Cigarette filters are made of 12,000 individual strands of a high-grade plastic called cellulose acetate. Cellulose acetate is also used to make sunglasses, textiles, good old-fashioned photographic film, personal hygiene products, and more.
Cigarette filters look like cotton, paper, or some other kind of natural fiber, because cellulose acetate is derived from cotton in a complex way I finally understand after reading Patricia dePra’s explanation.
Cellulose acetate is used instead of natural fibers such as cotton or paper because it holds up against heat and moisture—handy and practical features to have at the mouth-end of a lit cigarette—and because it’s cheaper and more uniform to manufacture than biodegradable alternatives.
Most smokers don’t litter other forms of plastic. And, people as a rule avoid deliberately contaminating their environment—most wouldn’t toss dead batteries off the dock or down a storm drain. But it’s still common practice to flick a plastic butt loaded with lead, cadmium, arsenic, nicotine, and other toxins on to the ground, where they leach these nasty contaminants into the water and soil, threatening life on land and at sea. Just one smoked cigarette butt was found to kill half the fish in one liter of water.

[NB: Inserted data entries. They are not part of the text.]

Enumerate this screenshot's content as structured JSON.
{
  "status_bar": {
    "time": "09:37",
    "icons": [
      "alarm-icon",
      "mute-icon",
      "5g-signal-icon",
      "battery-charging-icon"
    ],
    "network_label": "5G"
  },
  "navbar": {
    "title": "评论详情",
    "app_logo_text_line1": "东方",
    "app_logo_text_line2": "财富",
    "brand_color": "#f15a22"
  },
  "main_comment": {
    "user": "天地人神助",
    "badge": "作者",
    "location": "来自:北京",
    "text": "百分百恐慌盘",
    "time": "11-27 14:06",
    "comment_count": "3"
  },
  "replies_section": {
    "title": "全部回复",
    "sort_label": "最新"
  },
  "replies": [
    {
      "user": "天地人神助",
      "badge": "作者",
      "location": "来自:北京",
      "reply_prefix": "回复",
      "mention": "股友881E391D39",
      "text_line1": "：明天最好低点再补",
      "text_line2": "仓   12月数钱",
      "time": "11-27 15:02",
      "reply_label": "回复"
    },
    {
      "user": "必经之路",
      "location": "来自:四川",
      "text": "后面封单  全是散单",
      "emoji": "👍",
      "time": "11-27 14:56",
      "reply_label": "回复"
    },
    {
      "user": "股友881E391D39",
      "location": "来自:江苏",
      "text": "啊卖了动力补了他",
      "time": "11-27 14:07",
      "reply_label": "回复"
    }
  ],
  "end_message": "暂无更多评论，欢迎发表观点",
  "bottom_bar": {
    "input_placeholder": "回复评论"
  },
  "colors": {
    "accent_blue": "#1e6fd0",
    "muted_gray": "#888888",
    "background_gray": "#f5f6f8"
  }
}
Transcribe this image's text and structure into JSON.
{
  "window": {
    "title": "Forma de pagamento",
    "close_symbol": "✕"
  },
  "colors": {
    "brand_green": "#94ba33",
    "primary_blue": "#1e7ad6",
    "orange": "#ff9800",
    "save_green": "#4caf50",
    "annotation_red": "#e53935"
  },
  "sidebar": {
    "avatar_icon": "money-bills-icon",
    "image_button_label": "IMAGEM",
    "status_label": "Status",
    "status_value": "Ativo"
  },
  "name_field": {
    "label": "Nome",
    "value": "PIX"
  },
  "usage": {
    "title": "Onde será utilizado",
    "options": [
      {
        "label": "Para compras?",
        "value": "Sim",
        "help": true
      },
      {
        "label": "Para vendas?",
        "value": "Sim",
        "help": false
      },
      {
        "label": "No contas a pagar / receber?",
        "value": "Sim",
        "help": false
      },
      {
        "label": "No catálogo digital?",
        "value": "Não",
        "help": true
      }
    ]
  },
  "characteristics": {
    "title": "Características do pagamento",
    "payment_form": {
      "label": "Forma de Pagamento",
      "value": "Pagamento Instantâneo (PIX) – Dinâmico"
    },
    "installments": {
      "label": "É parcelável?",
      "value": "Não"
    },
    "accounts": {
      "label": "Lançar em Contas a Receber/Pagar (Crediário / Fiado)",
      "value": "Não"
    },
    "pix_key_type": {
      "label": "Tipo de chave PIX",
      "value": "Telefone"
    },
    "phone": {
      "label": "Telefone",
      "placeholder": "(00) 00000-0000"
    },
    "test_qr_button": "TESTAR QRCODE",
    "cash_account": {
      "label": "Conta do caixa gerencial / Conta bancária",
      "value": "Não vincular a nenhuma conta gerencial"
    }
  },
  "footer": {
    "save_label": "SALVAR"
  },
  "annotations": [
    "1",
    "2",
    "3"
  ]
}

Why do smokers do this? I wish I could tell you. I’m a former smoker, and I did it too. I can tell you that I didn’t know that cigarette butts are plastic—and never thought about the toxins they trap. Nor did much thought or awareness go into that flick. It was just what you did when you finished your cigarette.
Some who study this will say that it’s because smokers want to distance themselves from their habit, and subconsciously that may be true, but mostly I think it’s because cig butts stink to high heaven and there’s often nowhere to safely toss them out. Not an excuse, I know. But it is a reason. Until we’re aware that our actions cause harm, we have no reason to change them.
The real rub is that cigarette filters do not reduce the harm of smoking, and may in fact increase it. They’re a marketing tactic used by tobacco companies to sell more cigarettes. Filters require smokers to draw more heavily on the cigarette when they take a puff, and smoke more cigarettes to get the same nicotine fix.
It’s maddening that the most littered item in the world is not only toxic and plastic, but completely unnecessary. Here in San Francisco, Surfrider’s Hold on to Your Butt program is working to change this by educating smokers, installing cigarette receptacles, advocating for enforcement of littering laws, and demanding that big tobacco get their plastic out of smokers’ butts. Together, we can keep this toxic trash out of our environment.
In the year and a half since we launched the San Francisco “cheek” of the very successful Surfrider Hold on to Your Butt cigarette waste reduction program, we’ve kept more than 71,000 cigarette butts from entering our oceans and waterways. Our predecessors in San Diego and Huntington Beach, taught us everything we needed to get the program up and running, and we at the SF chapter can’t thank them enough for that!
I’m Shelly, I lead SF’s Hold on to Your Butt program, and I’m starting this new blog, “No Filter,” to share information with San Franciscans and Surfriders alike. And giving a shameless plug for our Instagram feed @holdontoyourbutt, the Surfrider SF Facebook page, and the requisite butt pic with the naked truth: the 8,950 cigarette butts shown here were all collected at Ocean Beach and Baker Beach, and represent but a small fraction of the 4.5 trillion cigarette butts littered around the world every year.
Butts that end up on beaches don’t necessarily start there: all roads lead to the ocean, and a butt that’s flicked in the Mission can easily end up getting snuffed up by a dog at Ocean Beach or swallowed by a seagull along the Embarcadero.
Why do smokers litter these plastic, toxic cigarette butts? Why does Big Tobacco persist in sticking plastic filters on the number one most littered item in the world? Why doesn’t San Francisco do more to mitigate this toxic waste? And most importantly, how can we stop this from happening once and for all? We’ll explore this and more right here.